* SOURCE MATERIAL
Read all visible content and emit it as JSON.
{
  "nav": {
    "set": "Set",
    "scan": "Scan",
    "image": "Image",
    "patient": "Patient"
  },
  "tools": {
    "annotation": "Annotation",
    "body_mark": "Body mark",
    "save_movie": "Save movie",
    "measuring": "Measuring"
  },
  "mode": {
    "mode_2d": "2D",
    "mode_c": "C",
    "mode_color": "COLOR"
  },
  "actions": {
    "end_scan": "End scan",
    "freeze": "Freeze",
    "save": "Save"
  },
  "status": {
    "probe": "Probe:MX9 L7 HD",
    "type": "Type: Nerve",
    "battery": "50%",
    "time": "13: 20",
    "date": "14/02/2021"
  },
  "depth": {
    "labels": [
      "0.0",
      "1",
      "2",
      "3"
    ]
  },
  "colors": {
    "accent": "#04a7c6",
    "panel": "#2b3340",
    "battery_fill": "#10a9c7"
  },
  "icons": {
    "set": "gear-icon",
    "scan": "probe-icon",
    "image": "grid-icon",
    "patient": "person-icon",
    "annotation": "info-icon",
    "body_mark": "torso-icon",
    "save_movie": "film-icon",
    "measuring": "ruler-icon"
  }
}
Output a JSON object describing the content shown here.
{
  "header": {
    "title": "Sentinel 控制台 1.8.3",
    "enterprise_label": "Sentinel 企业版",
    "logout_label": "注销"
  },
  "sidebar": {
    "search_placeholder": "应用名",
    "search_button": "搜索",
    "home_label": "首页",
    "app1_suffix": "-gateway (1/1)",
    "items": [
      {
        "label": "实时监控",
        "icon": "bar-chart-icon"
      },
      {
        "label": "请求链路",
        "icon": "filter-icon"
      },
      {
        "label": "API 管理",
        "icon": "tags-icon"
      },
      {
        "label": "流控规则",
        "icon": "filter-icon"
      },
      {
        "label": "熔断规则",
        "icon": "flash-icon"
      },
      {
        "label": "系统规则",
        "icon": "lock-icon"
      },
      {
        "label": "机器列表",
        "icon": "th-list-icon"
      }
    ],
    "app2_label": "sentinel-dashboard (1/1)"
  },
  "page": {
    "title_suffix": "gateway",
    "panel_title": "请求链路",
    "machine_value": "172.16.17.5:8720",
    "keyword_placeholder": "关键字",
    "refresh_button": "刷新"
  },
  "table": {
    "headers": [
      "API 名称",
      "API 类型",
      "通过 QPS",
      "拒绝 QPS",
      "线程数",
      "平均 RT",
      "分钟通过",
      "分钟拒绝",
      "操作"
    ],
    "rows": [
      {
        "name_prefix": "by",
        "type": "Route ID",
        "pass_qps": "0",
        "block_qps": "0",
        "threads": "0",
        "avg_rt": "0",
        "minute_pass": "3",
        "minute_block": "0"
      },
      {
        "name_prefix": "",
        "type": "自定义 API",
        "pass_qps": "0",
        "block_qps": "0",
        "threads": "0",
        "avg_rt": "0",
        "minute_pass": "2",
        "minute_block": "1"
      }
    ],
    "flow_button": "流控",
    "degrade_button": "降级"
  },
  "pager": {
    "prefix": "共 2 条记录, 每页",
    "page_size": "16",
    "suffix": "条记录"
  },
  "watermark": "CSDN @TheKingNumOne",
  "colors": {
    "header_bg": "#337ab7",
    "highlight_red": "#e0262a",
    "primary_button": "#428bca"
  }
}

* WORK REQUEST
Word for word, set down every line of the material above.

* WORKED SOLUTION
Read all visible content and emit it as JSON.
{
  "nav": {
    "set": "Set",
    "scan": "Scan",
    "image": "Image",
    "patient": "Patient"
  },
  "tools": {
    "annotation": "Annotation",
    "body_mark": "Body mark",
    "save_movie": "Save movie",
    "measuring": "Measuring"
  },
  "mode": {
    "mode_2d": "2D",
    "mode_c": "C",
    "mode_color": "COLOR"
  },
  "actions": {
    "end_scan": "End scan",
    "freeze": "Freeze",
    "save": "Save"
  },
  "status": {
    "probe": "Probe:MX9 L7 HD",
    "type": "Type: Nerve",
    "battery": "50%",
    "time": "13: 20",
    "date": "14/02/2021"
  },
  "depth": {
    "labels": [
      "0.0",
      "1",
      "2",
      "3"
    ]
  },
  "colors": {
    "accent": "#04a7c6",
    "panel": "#2b3340",
    "battery_fill": "#10a9c7"
  },
  "icons": {
    "set": "gear-icon",
    "scan": "probe-icon",
    "image": "grid-icon",
    "patient": "person-icon",
    "annotation": "info-icon",
    "body_mark": "torso-icon",
    "save_movie": "film-icon",
    "measuring": "ruler-icon"
  }
}
Output a JSON object describing the content shown here.
{
  "header": {
    "title": "Sentinel 控制台 1.8.3",
    "enterprise_label": "Sentinel 企业版",
    "logout_label": "注销"
  },
  "sidebar": {
    "search_placeholder": "应用名",
    "search_button": "搜索",
    "home_label": "首页",
    "app1_suffix": "-gateway (1/1)",
    "items": [
      {
        "label": "实时监控",
        "icon": "bar-chart-icon"
      },
      {
        "label": "请求链路",
        "icon": "filter-icon"
      },
      {
        "label": "API 管理",
        "icon": "tags-icon"
      },
      {
        "label": "流控规则",
        "icon": "filter-icon"
      },
      {
        "label": "熔断规则",
        "icon": "flash-icon"
      },
      {
        "label": "系统规则",
        "icon": "lock-icon"
      },
      {
        "label": "机器列表",
        "icon": "th-list-icon"
      }
    ],
    "app2_label": "sentinel-dashboard (1/1)"
  },
  "page": {
    "title_suffix": "gateway",
    "panel_title": "请求链路",
    "machine_value": "172.16.17.5:8720",
    "keyword_placeholder": "关键字",
    "refresh_button": "刷新"
  },
  "table": {
    "headers": [
      "API 名称",
      "API 类型",
      "通过 QPS",
      "拒绝 QPS",
      "线程数",
      "平均 RT",
      "分钟通过",
      "分钟拒绝",
      "操作"
    ],
    "rows": [
      {
        "name_prefix": "by",
        "type": "Route ID",
        "pass_qps": "0",
        "block_qps": "0",
        "threads": "0",
        "avg_rt": "0",
        "minute_pass": "3",
        "minute_block": "0"
      },
      {
        "name_prefix": "",
        "type": "自定义 API",
        "pass_qps": "0",
        "block_qps": "0",
        "threads": "0",
        "avg_rt": "0",
        "minute_pass": "2",
        "minute_block": "1"
      }
    ],
    "flow_button": "流控",
    "degrade_button": "降级"
  },
  "pager": {
    "prefix": "共 2 条记录, 每页",
    "page_size": "16",
    "suffix": "条记录"
  },
  "watermark": "CSDN @TheKingNumOne",
  "colors": {
    "header_bg": "#337ab7",
    "highlight_red": "#e0262a",
    "primary_button": "#428bca"
  }
}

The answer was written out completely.